Call (888) 445-6313, and speak with Ms. Goldstein today, if a federal search warrant has been issued at your house, or you are currently facing allegations of child pornography in state or federal court.


Learn More

A Tiered Sex Offender Registry Senate Bill 695—Changes in Sex Registration Law Coming to California and Implications for Sex Crime Attorneys

Posted By admin 2017-05-17 23:22:07

California has some of the strictest sex offender laws in the nation.   Whether a person has been convicted of misdemeanor indecent exposure, felony possession of child pornography, rape, or felony child molestation, all convictions which carry sex registration, require registration for life.

This means theoretically that someone convicted of sexually assaulting a small child, or producing thousands of images of child pornography, would be required to register for the same length of time as someone who ran through a park and exposed himself inappropriately to another person.

California Penal Code 290 contains the current version of California sex registration laws.

Under a new proposed bill, Senate Bill 695, three tiers of sex registration, requiring a different time period of minimum registration, would be created depending on the type of sex conviction.

Tier 1 registration would last for a minimum of 10 years and apply to certain specified sexually-related misdemeanor offenses and non-violent, non-serious sexually-related felonies.

Tier 2 registration would last for a minimum of 20 years and apply to certain specified felonies enumerated as a serious or violent felony (Cal Penal Code 667.5(a) or 1192.7(c)) or otherwise specifically enumerated in the new bill.

Tier 3 would last for life and would apply to repeat offenders who were convicted of a subsequent violent sexually-related felony as specified under 667.5 (c) (after being required to register for a prior conviction) or after the person was deemed a sexually violent predatory and committed to a hospital.

Defense attorneys, and District Attorney’s alike, have long advocated for a more nuanced and tiered sex registration system in California to account for the seriousness of the alleged conduct.   This legislation seems like a step on the right direction. However, it is unclear whether this bill will pass in whole, in part, or with substantial modifications.

Organizations such as the California Sex Offender Management Board CASOMB have weighed in with proposed changes to the bill. Undoubtedly, given the sensitive nature of this topic, it will be long road ahead before any real change is realized.

Perhaps, just perhaps, California will be moving towards a slightly more reasonable, and less draconian, penalty structure for those convicted of sexually-related offenses.

Here is a link to the proposed legislation:
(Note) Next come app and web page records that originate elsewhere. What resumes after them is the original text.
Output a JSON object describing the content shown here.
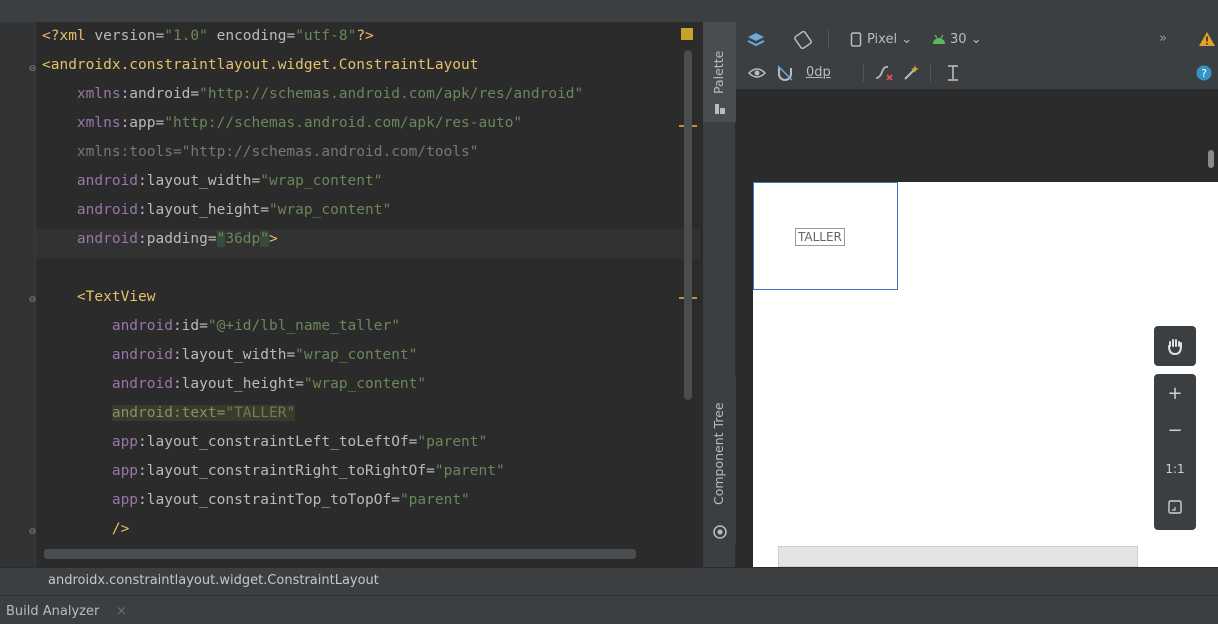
{
  "editor": {
    "lines": [
      [
        {
          "c": "tag",
          "t": "<?xml "
        },
        {
          "c": "attr",
          "t": "version="
        },
        {
          "c": "val",
          "t": "\"1.0\""
        },
        {
          "c": "attr",
          "t": " encoding="
        },
        {
          "c": "val",
          "t": "\"utf-8\""
        },
        {
          "c": "tag",
          "t": "?>"
        }
      ],
      [
        {
          "c": "tag",
          "t": "<androidx.constraintlayout.widget.ConstraintLayout"
        }
      ],
      [
        {
          "c": "",
          "t": "    "
        },
        {
          "c": "ns",
          "t": "xmlns"
        },
        {
          "c": "attr",
          "t": ":android="
        },
        {
          "c": "val",
          "t": "\"http://schemas.android.com/apk/res/android\""
        }
      ],
      [
        {
          "c": "",
          "t": "    "
        },
        {
          "c": "ns",
          "t": "xmlns"
        },
        {
          "c": "attr",
          "t": ":app="
        },
        {
          "c": "val",
          "t": "\"http://schemas.android.com/apk/res-auto\""
        }
      ],
      [
        {
          "c": "",
          "t": "    "
        },
        {
          "c": "dim",
          "t": "xmlns:tools=\"http://schemas.android.com/tools\""
        }
      ],
      [
        {
          "c": "",
          "t": "    "
        },
        {
          "c": "ns",
          "t": "android"
        },
        {
          "c": "attr",
          "t": ":layout_width="
        },
        {
          "c": "val",
          "t": "\"wrap_content\""
        }
      ],
      [
        {
          "c": "",
          "t": "    "
        },
        {
          "c": "ns",
          "t": "android"
        },
        {
          "c": "attr",
          "t": ":layout_height="
        },
        {
          "c": "val",
          "t": "\"wrap_content\""
        }
      ],
      [
        {
          "c": "",
          "t": "    "
        },
        {
          "c": "ns",
          "t": "android"
        },
        {
          "c": "attr",
          "t": ":padding="
        },
        {
          "c": "val caret",
          "t": "\""
        },
        {
          "c": "val",
          "t": "36dp"
        },
        {
          "c": "val caret",
          "t": "\""
        },
        {
          "c": "tag",
          "t": ">"
        }
      ],
      [
        {
          "c": "",
          "t": ""
        }
      ],
      [
        {
          "c": "",
          "t": "    "
        },
        {
          "c": "tag",
          "t": "<TextView"
        }
      ],
      [
        {
          "c": "",
          "t": "        "
        },
        {
          "c": "ns",
          "t": "android"
        },
        {
          "c": "attr",
          "t": ":id="
        },
        {
          "c": "val",
          "t": "\"@+id/lbl_name_taller\""
        }
      ],
      [
        {
          "c": "",
          "t": "        "
        },
        {
          "c": "ns",
          "t": "android"
        },
        {
          "c": "attr",
          "t": ":layout_width="
        },
        {
          "c": "val",
          "t": "\"wrap_content\""
        }
      ],
      [
        {
          "c": "",
          "t": "        "
        },
        {
          "c": "ns",
          "t": "android"
        },
        {
          "c": "attr",
          "t": ":layout_height="
        },
        {
          "c": "val",
          "t": "\"wrap_content\""
        }
      ],
      [
        {
          "c": "",
          "t": "        "
        },
        {
          "c": "hl",
          "t": "android:text="
        },
        {
          "c": "hlv",
          "t": "\"TALLER\""
        }
      ],
      [
        {
          "c": "",
          "t": "        "
        },
        {
          "c": "ns",
          "t": "app"
        },
        {
          "c": "attr",
          "t": ":layout_constraintLeft_toLeftOf="
        },
        {
          "c": "val",
          "t": "\"parent\""
        }
      ],
      [
        {
          "c": "",
          "t": "        "
        },
        {
          "c": "ns",
          "t": "app"
        },
        {
          "c": "attr",
          "t": ":layout_constraintRight_toRightOf="
        },
        {
          "c": "val",
          "t": "\"parent\""
        }
      ],
      [
        {
          "c": "",
          "t": "        "
        },
        {
          "c": "ns",
          "t": "app"
        },
        {
          "c": "attr",
          "t": ":layout_constraintTop_toTopOf="
        },
        {
          "c": "val",
          "t": "\"parent\""
        }
      ],
      [
        {
          "c": "",
          "t": "        "
        },
        {
          "c": "tag",
          "t": "/>"
        }
      ]
    ]
  },
  "side_tabs": {
    "palette": "Palette",
    "component_tree": "Component Tree"
  },
  "toolbar1": {
    "device": "Pixel",
    "api": "30",
    "overflow": "»"
  },
  "toolbar2": {
    "margin": "0dp"
  },
  "canvas": {
    "textview_label": "TALLER"
  },
  "zoom": {
    "plus": "+",
    "minus": "−",
    "one_to_one": "1:1"
  },
  "breadcrumb": "androidx.constraintlayout.widget.ConstraintLayout",
  "bottom_tab": {
    "label": "Build Analyzer",
    "close": "×"
  },
  "colors": {
    "accent_blue": "#3b75c6",
    "warning_yellow": "#c7a22b",
    "android_green": "#5fb85c",
    "help_blue": "#3592c4"
  }
}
The Law Offices of Karen L Goldstein dedicated a substantial portion of its practice to defending against sexual offenses. If you would like to speak with an aggressive and compassionate sexual assault lawyer, please call (888) 445-6313 for more information.


Learn More